▶ _Dataset rows for apps and sites_
--- START ---
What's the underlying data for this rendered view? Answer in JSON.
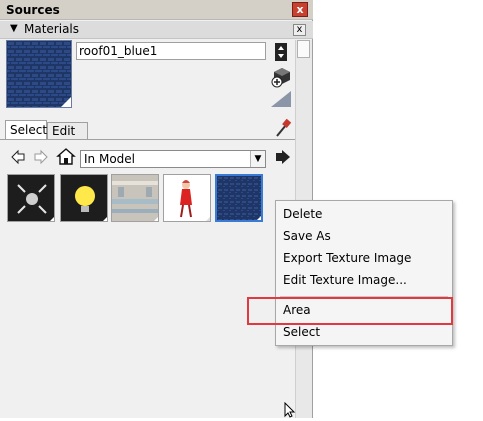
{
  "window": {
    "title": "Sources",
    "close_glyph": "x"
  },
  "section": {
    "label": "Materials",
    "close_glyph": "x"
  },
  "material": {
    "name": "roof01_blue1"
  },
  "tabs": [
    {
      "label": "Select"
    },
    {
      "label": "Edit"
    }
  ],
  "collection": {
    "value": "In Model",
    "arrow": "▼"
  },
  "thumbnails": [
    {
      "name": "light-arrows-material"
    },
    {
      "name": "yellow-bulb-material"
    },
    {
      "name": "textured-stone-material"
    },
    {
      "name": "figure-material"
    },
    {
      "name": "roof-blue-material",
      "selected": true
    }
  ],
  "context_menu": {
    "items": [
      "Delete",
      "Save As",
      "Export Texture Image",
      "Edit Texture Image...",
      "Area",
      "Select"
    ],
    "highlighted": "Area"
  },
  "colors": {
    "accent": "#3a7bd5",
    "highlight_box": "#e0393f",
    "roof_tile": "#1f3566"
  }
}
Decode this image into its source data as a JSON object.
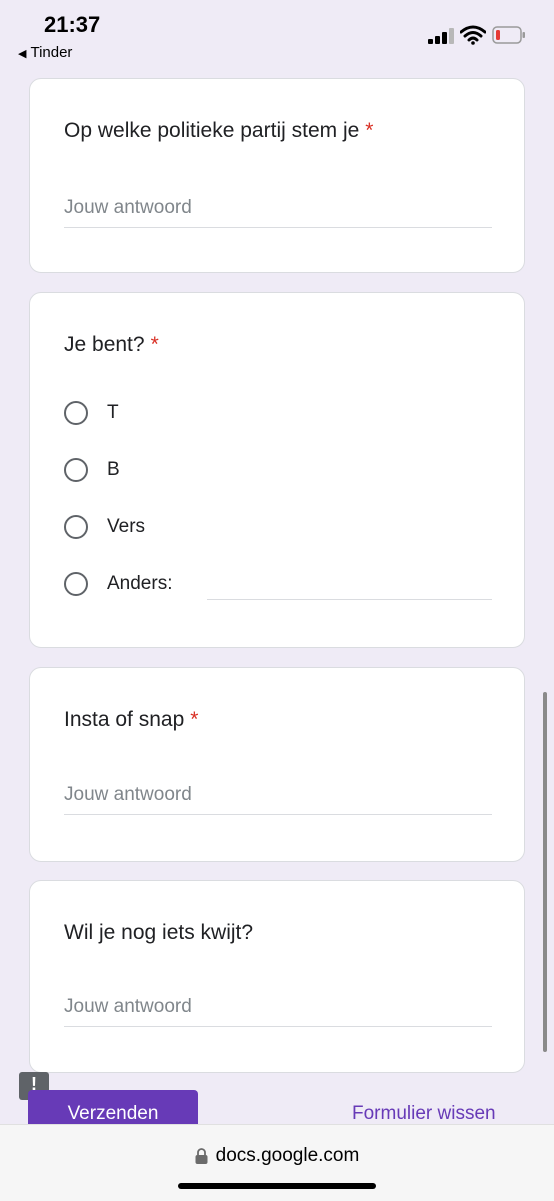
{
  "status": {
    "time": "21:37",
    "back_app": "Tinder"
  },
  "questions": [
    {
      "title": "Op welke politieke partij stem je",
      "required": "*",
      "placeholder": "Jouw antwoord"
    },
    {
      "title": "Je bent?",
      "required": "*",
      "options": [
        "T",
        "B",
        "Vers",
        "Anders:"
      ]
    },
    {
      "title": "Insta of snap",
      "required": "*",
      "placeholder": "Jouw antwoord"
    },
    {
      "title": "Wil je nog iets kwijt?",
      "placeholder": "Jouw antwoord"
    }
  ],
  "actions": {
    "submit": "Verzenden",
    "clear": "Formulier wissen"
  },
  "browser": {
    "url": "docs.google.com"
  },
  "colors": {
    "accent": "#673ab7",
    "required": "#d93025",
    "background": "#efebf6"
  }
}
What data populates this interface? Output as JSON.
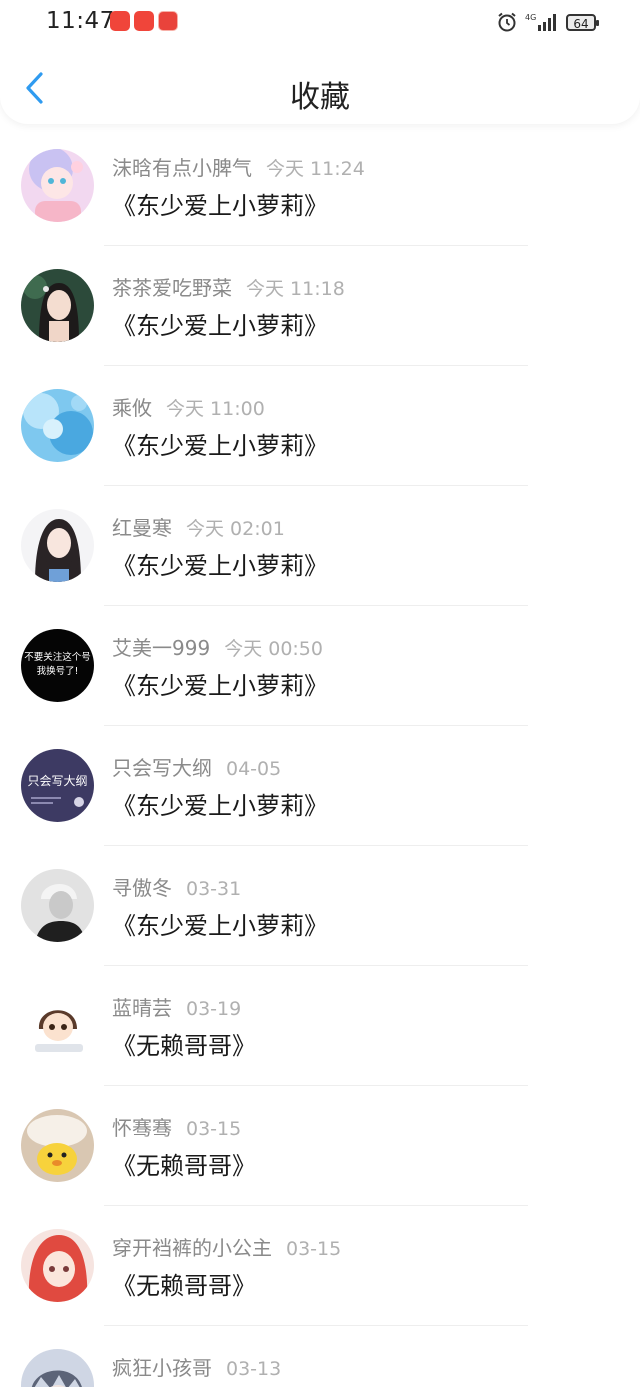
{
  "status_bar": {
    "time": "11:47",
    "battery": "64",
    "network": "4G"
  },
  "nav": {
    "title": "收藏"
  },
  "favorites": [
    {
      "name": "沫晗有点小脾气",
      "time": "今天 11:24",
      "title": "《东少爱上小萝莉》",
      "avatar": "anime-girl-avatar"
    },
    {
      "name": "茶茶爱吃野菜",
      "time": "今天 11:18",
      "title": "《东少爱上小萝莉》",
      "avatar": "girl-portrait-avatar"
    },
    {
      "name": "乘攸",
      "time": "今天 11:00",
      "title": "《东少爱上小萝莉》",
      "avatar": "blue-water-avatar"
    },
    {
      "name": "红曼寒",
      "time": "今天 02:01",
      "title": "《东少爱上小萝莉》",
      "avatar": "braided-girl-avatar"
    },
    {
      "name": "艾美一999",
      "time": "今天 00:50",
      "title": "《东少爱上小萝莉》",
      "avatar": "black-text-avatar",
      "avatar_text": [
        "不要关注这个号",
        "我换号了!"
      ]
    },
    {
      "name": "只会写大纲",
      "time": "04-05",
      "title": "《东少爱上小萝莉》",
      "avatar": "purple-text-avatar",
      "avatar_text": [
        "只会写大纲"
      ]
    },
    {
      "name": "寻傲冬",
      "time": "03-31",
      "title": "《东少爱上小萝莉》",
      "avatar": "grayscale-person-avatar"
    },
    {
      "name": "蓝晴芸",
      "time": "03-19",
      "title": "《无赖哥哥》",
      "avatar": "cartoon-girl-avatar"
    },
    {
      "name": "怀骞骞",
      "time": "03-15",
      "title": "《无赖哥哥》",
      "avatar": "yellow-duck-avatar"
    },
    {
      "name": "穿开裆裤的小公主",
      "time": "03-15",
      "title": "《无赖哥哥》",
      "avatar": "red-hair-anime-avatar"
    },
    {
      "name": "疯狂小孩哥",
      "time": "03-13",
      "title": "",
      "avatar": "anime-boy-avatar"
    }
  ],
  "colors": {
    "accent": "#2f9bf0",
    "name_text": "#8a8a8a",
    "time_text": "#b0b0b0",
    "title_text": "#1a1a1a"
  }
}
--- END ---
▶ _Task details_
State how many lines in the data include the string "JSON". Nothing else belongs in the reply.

▶ _The answer_
3